There was a time when all photography was black and white. Before the late 1890s there were only a few pioneering individuals that were experimenting with colour photography. By the 1970’s colour photography had become mainstream and monochrome photography was increasingly seen to be used more for artistic reasons and has since evolved into a high art-form.
But there is something very special about black and white photography which allows us to look beyond the colours and strip the image down to the basics. In this way, we are able to better focus on the composition, the fine details, the tonal contrast, and the strong textures and shapes that will be recorded, adding depth and interest to the image.
Without the distraction of colour, black and white shots are perhaps better able to convey a sense of mood and atmosphere. The absence of colour can also lend a timeless quality to the images.
Some people believe that black and white photography can help to build a stronger emotional connection between the subject and the viewer, evoking more passion and drama than a colour photograph can. In this way, monochrome photography can be a powerful representation of the artistic spirit.

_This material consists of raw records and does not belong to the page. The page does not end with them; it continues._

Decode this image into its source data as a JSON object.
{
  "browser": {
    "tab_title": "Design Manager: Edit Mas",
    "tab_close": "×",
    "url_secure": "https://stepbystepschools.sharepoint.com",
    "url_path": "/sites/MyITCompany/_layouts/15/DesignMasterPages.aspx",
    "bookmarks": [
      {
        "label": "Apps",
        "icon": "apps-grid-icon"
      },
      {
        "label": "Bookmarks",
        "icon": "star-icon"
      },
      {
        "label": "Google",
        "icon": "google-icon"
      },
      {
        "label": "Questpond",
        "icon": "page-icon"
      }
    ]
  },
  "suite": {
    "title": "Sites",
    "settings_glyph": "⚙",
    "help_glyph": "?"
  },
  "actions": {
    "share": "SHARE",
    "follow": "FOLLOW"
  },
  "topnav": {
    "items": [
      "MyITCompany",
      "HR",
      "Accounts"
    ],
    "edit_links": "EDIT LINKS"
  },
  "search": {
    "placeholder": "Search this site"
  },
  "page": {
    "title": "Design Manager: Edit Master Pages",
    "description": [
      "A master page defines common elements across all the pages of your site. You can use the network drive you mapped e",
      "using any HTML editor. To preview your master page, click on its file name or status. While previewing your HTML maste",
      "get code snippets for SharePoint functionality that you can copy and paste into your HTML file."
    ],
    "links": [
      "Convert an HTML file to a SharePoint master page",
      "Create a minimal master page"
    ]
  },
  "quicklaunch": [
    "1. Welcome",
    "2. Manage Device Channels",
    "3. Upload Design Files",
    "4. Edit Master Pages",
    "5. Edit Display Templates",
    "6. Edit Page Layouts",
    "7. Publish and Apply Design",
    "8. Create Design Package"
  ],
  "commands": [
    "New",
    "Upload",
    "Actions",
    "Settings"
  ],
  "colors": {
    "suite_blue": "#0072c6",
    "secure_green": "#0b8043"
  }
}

The photographers featured in this exhibition have utilised the many benefits offered by monochrome photography to produce a very strong, creative and touching set of images.

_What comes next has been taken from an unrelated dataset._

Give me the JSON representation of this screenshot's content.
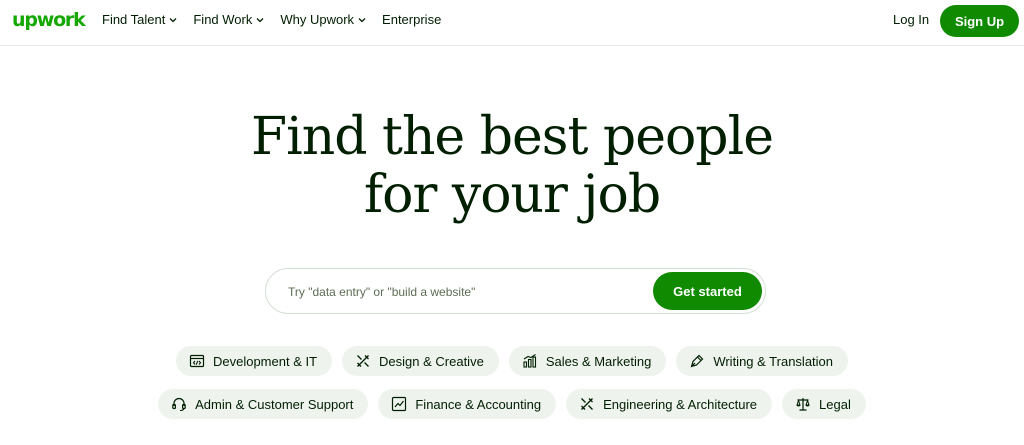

Alexandre Ananou, Neenad Arul, Alexandra-Flamina Boc, Stewart Bourne, Susan Brown, Richard Cherry, Ian Cook, Martin Cox, Nicola Davison-Reed, James Fell, Lynn Fotheringham, Patrica Gibson, David Gleave, Jeff Goodman, Andi Halil, Bob Hamilton, Sheila Haycox, Mike Hesp, Joerg Karrenbauer, Tony Lucas, Neil Malton, David Miller, Peter O’Shea, Henning Petersen, Yevhen Samuchenko, Jevgenijs Scolokovs, Alexei Stepanov, Philip Stokes, John Timbrell, David Turnbull & Edgaras Vaicikevicius.